* Article titles in AMA citation format should be in sentence-case

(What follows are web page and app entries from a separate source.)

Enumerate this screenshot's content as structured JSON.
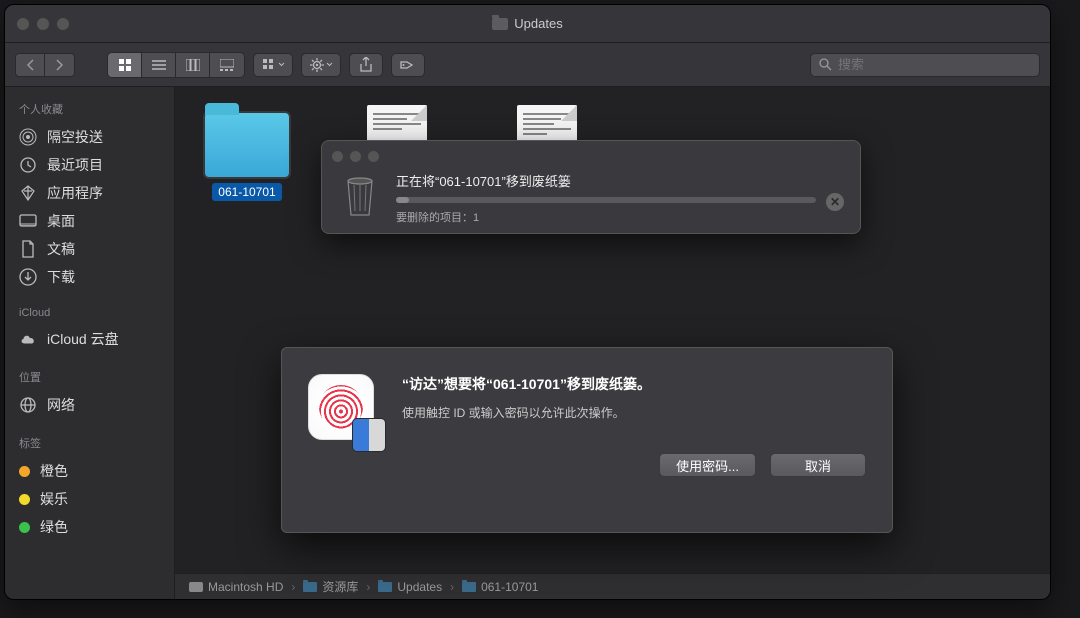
{
  "window": {
    "title": "Updates"
  },
  "toolbar": {
    "search_placeholder": "搜索"
  },
  "sidebar": {
    "favorites_header": "个人收藏",
    "icloud_header": "iCloud",
    "locations_header": "位置",
    "tags_header": "标签",
    "favorites": [
      {
        "label": "隔空投送",
        "icon": "airdrop"
      },
      {
        "label": "最近项目",
        "icon": "clock"
      },
      {
        "label": "应用程序",
        "icon": "apps"
      },
      {
        "label": "桌面",
        "icon": "desktop"
      },
      {
        "label": "文稿",
        "icon": "documents"
      },
      {
        "label": "下载",
        "icon": "downloads"
      }
    ],
    "icloud": [
      {
        "label": "iCloud 云盘",
        "icon": "cloud"
      }
    ],
    "locations": [
      {
        "label": "网络",
        "icon": "network"
      }
    ],
    "tags": [
      {
        "label": "橙色",
        "color": "#f4a62a"
      },
      {
        "label": "娱乐",
        "color": "#f4d82a"
      },
      {
        "label": "绿色",
        "color": "#3ac24a"
      }
    ]
  },
  "files": {
    "item0": {
      "name": "061-10701"
    }
  },
  "path": {
    "p0": "Macintosh HD",
    "p1": "资源库",
    "p2": "Updates",
    "p3": "061-10701"
  },
  "progress": {
    "title": "正在将“061-10701”移到废纸篓",
    "sub": "要删除的项目：1"
  },
  "auth": {
    "title": "“访达”想要将“061-10701”移到废纸篓。",
    "sub": "使用触控 ID 或输入密码以允许此次操作。",
    "btn_pwd": "使用密码...",
    "btn_cancel": "取消"
  }
}
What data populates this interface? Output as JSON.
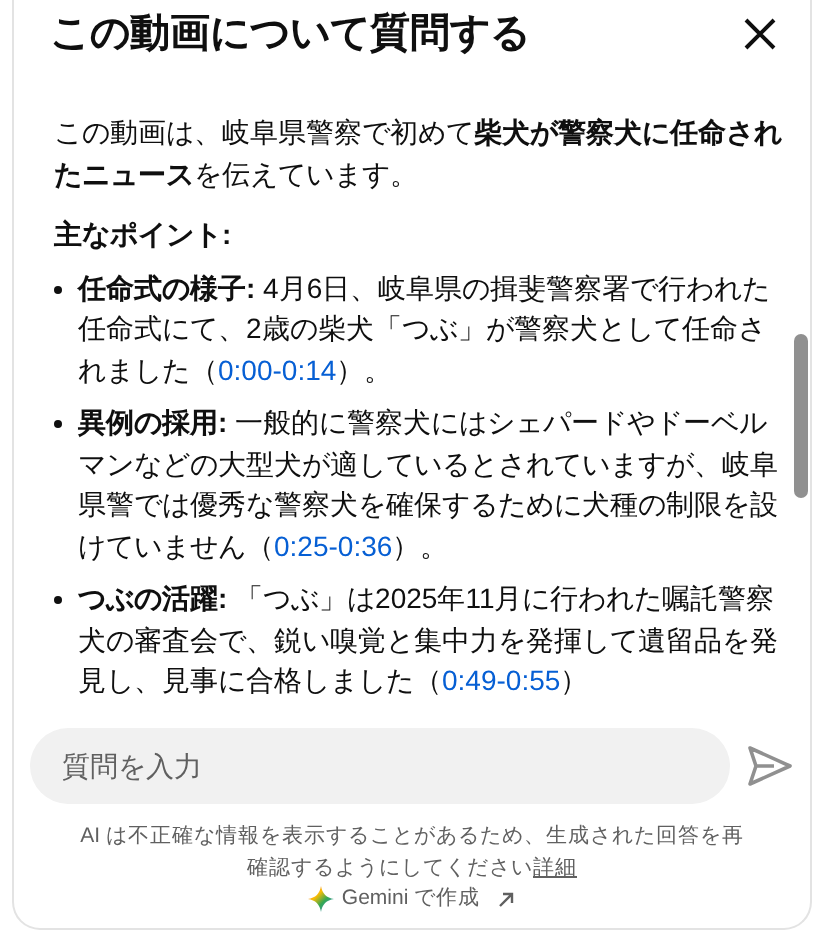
{
  "dialog": {
    "title": "この動画について質問する"
  },
  "summary": {
    "intro": "この動画は、岐阜県警察で初めて**柴犬が警察犬に任命されたニュース**を伝えています。",
    "heading": "主なポイント:",
    "points": [
      {
        "text": "**任命式の様子:** 4月6日、岐阜県の揖斐警察署で行われた任命式にて、2歳の柴犬「つぶ」が警察犬として任命されました（",
        "timestamp": "0:00-0:14",
        "after": "）。"
      },
      {
        "text": "**異例の採用:** 一般的に警察犬にはシェパードやドーベルマンなどの大型犬が適しているとされていますが、岐阜県警では優秀な警察犬を確保するために犬種の制限を設けていません（",
        "timestamp": "0:25-0:36",
        "after": "）。"
      },
      {
        "text": "**つぶの活躍:** 「つぶ」は2025年11月に行われた嘱託警察犬の審査会で、鋭い嗅覚と集中力を発揮して遺留品を発見し、見事に合格しました（",
        "timestamp": "0:49-0:55",
        "after": "）"
      }
    ]
  },
  "input": {
    "placeholder": "質問を入力"
  },
  "disclaimer": {
    "text": "AI は不正確な情報を表示することがあるため、生成された回答を再確認するようにしてください",
    "link": "詳細"
  },
  "credit": {
    "text": "Gemini で作成"
  }
}
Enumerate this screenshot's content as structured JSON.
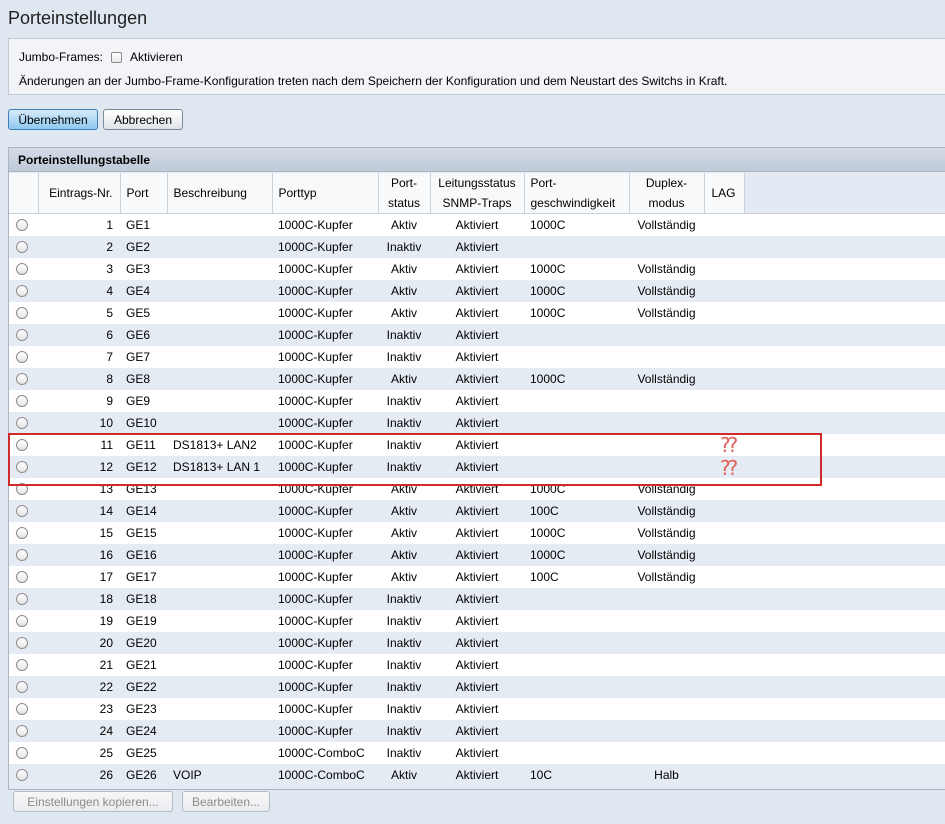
{
  "page": {
    "title": "Porteinstellungen"
  },
  "jumbo": {
    "label": "Jumbo-Frames:",
    "checkbox_label": "Aktivieren",
    "checked": false,
    "note": "Änderungen an der Jumbo-Frame-Konfiguration treten nach dem Speichern der Konfiguration und dem Neustart des Switchs in Kraft."
  },
  "buttons": {
    "apply": "Übernehmen",
    "cancel": "Abbrechen",
    "copy_settings": "Einstellungen kopieren...",
    "edit": "Bearbeiten..."
  },
  "table": {
    "title": "Porteinstellungstabelle",
    "headers": {
      "entry_no": "Eintrags-Nr.",
      "port": "Port",
      "description": "Beschreibung",
      "port_type": "Porttyp",
      "port_status_1": "Port-",
      "port_status_2": "status",
      "link_status_1": "Leitungsstatus",
      "link_status_2": "SNMP-Traps",
      "port_speed_1": "Port-",
      "port_speed_2": "geschwindigkeit",
      "duplex_1": "Duplex-",
      "duplex_2": "modus",
      "lag": "LAG"
    },
    "rows": [
      {
        "n": "1",
        "port": "GE1",
        "desc": "",
        "type": "1000C-Kupfer",
        "status": "Aktiv",
        "trap": "Aktiviert",
        "speed": "1000C",
        "duplex": "Vollständig",
        "lag": ""
      },
      {
        "n": "2",
        "port": "GE2",
        "desc": "",
        "type": "1000C-Kupfer",
        "status": "Inaktiv",
        "trap": "Aktiviert",
        "speed": "",
        "duplex": "",
        "lag": ""
      },
      {
        "n": "3",
        "port": "GE3",
        "desc": "",
        "type": "1000C-Kupfer",
        "status": "Aktiv",
        "trap": "Aktiviert",
        "speed": "1000C",
        "duplex": "Vollständig",
        "lag": ""
      },
      {
        "n": "4",
        "port": "GE4",
        "desc": "",
        "type": "1000C-Kupfer",
        "status": "Aktiv",
        "trap": "Aktiviert",
        "speed": "1000C",
        "duplex": "Vollständig",
        "lag": ""
      },
      {
        "n": "5",
        "port": "GE5",
        "desc": "",
        "type": "1000C-Kupfer",
        "status": "Aktiv",
        "trap": "Aktiviert",
        "speed": "1000C",
        "duplex": "Vollständig",
        "lag": ""
      },
      {
        "n": "6",
        "port": "GE6",
        "desc": "",
        "type": "1000C-Kupfer",
        "status": "Inaktiv",
        "trap": "Aktiviert",
        "speed": "",
        "duplex": "",
        "lag": ""
      },
      {
        "n": "7",
        "port": "GE7",
        "desc": "",
        "type": "1000C-Kupfer",
        "status": "Inaktiv",
        "trap": "Aktiviert",
        "speed": "",
        "duplex": "",
        "lag": ""
      },
      {
        "n": "8",
        "port": "GE8",
        "desc": "",
        "type": "1000C-Kupfer",
        "status": "Aktiv",
        "trap": "Aktiviert",
        "speed": "1000C",
        "duplex": "Vollständig",
        "lag": ""
      },
      {
        "n": "9",
        "port": "GE9",
        "desc": "",
        "type": "1000C-Kupfer",
        "status": "Inaktiv",
        "trap": "Aktiviert",
        "speed": "",
        "duplex": "",
        "lag": ""
      },
      {
        "n": "10",
        "port": "GE10",
        "desc": "",
        "type": "1000C-Kupfer",
        "status": "Inaktiv",
        "trap": "Aktiviert",
        "speed": "",
        "duplex": "",
        "lag": ""
      },
      {
        "n": "11",
        "port": "GE11",
        "desc": "DS1813+ LAN2",
        "type": "1000C-Kupfer",
        "status": "Inaktiv",
        "trap": "Aktiviert",
        "speed": "",
        "duplex": "",
        "lag": ""
      },
      {
        "n": "12",
        "port": "GE12",
        "desc": "DS1813+ LAN 1",
        "type": "1000C-Kupfer",
        "status": "Inaktiv",
        "trap": "Aktiviert",
        "speed": "",
        "duplex": "",
        "lag": ""
      },
      {
        "n": "13",
        "port": "GE13",
        "desc": "",
        "type": "1000C-Kupfer",
        "status": "Aktiv",
        "trap": "Aktiviert",
        "speed": "1000C",
        "duplex": "Vollständig",
        "lag": ""
      },
      {
        "n": "14",
        "port": "GE14",
        "desc": "",
        "type": "1000C-Kupfer",
        "status": "Aktiv",
        "trap": "Aktiviert",
        "speed": "100C",
        "duplex": "Vollständig",
        "lag": ""
      },
      {
        "n": "15",
        "port": "GE15",
        "desc": "",
        "type": "1000C-Kupfer",
        "status": "Aktiv",
        "trap": "Aktiviert",
        "speed": "1000C",
        "duplex": "Vollständig",
        "lag": ""
      },
      {
        "n": "16",
        "port": "GE16",
        "desc": "",
        "type": "1000C-Kupfer",
        "status": "Aktiv",
        "trap": "Aktiviert",
        "speed": "1000C",
        "duplex": "Vollständig",
        "lag": ""
      },
      {
        "n": "17",
        "port": "GE17",
        "desc": "",
        "type": "1000C-Kupfer",
        "status": "Aktiv",
        "trap": "Aktiviert",
        "speed": "100C",
        "duplex": "Vollständig",
        "lag": ""
      },
      {
        "n": "18",
        "port": "GE18",
        "desc": "",
        "type": "1000C-Kupfer",
        "status": "Inaktiv",
        "trap": "Aktiviert",
        "speed": "",
        "duplex": "",
        "lag": ""
      },
      {
        "n": "19",
        "port": "GE19",
        "desc": "",
        "type": "1000C-Kupfer",
        "status": "Inaktiv",
        "trap": "Aktiviert",
        "speed": "",
        "duplex": "",
        "lag": ""
      },
      {
        "n": "20",
        "port": "GE20",
        "desc": "",
        "type": "1000C-Kupfer",
        "status": "Inaktiv",
        "trap": "Aktiviert",
        "speed": "",
        "duplex": "",
        "lag": ""
      },
      {
        "n": "21",
        "port": "GE21",
        "desc": "",
        "type": "1000C-Kupfer",
        "status": "Inaktiv",
        "trap": "Aktiviert",
        "speed": "",
        "duplex": "",
        "lag": ""
      },
      {
        "n": "22",
        "port": "GE22",
        "desc": "",
        "type": "1000C-Kupfer",
        "status": "Inaktiv",
        "trap": "Aktiviert",
        "speed": "",
        "duplex": "",
        "lag": ""
      },
      {
        "n": "23",
        "port": "GE23",
        "desc": "",
        "type": "1000C-Kupfer",
        "status": "Inaktiv",
        "trap": "Aktiviert",
        "speed": "",
        "duplex": "",
        "lag": ""
      },
      {
        "n": "24",
        "port": "GE24",
        "desc": "",
        "type": "1000C-Kupfer",
        "status": "Inaktiv",
        "trap": "Aktiviert",
        "speed": "",
        "duplex": "",
        "lag": ""
      },
      {
        "n": "25",
        "port": "GE25",
        "desc": "",
        "type": "1000C-ComboC",
        "status": "Inaktiv",
        "trap": "Aktiviert",
        "speed": "",
        "duplex": "",
        "lag": ""
      },
      {
        "n": "26",
        "port": "GE26",
        "desc": "VOIP",
        "type": "1000C-ComboC",
        "status": "Aktiv",
        "trap": "Aktiviert",
        "speed": "10C",
        "duplex": "Halb",
        "lag": ""
      }
    ]
  },
  "annotation": {
    "mark_1": "??",
    "mark_2": "??",
    "color": "#d02a2a"
  }
}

TY - JOUR T1 - Dietary patterns identified using factor analysis and prostate cancer risk: a case control study in Western Australia. AU - Ambrosini,Gina Leslie, AU - Fritschi,Lin, AU - de Klerk,Nicholas Hubert, AU - Mackerras,Dorothy, AU - Leavy,Justine, Y1 - 2008/02/08/ PY - 2007/07/17/received PY - 2007/11/21/revised PY - 2007/11/25/accepted PY - 2008/2/12/pubmed PY - 2008/6/20/medline PY - 2008/2/12/entrez SP - 364 EP - 70 JF - Annals of epidemiology JO - Ann Epidemiol VL - 18 IS - 5 N2 - PURPOSE: Dietary patterns offer an alternative method for analyzing dietary intakes that take into account the whole diet. We investigated empirical dietary patterns and prostate cancer risk in Western Australia (WA) using a population-based case-control study. METHODS: Incident prostate cancer cases were identified via the WA Cancer Registry. Controls were sourced from the WA electoral roll, frequency matched on age. A food frequency questionnaire (FFQ) estimated usual dietary intake from 10 years earlier. Factor analysis identified dietary patterns in FFQ data. Effects of independent dietary patterns on prostate cancer risk were examined using unconditional logistic regression, adjusting for potential confounders. RESULTS: A total of 546 cases and 447 controls provided data. Three distinct dietary patterns were identified, which we labeled vegetable, Western, and health-conscious. An increased risk for prostate cancer was observed with the Western pattern, which consisted of high intakes of red and processed meats, fried fish, hamburgers, chips, high-fat milk, and white bread. Men in the highest quartile for Western pattern score had an odds ratio of 1.82 (95% confidence interval 1.15-2.87, trend p = 0.02). Results were similar for aggressive cases and attenuated for non-aggressive cancers. CONCLUSIONS: A western style diet may lead to increased risks for prostate cancer, especially aggressive prostate cancer. SN - 1873-2585 UR - https://www.unboundmedicine.com/medline/citation/18261927/Dietary_patterns_identified_using_factor_analysis_and_prostate_cancer_risk:_a_case_control_study_in_Western_Australia_ L2 - https://linkinghub.elsevier.com/retrieve/pii/S1047-2797(07)00489-9 DB - PRIME DP - Unbound Medicine ER -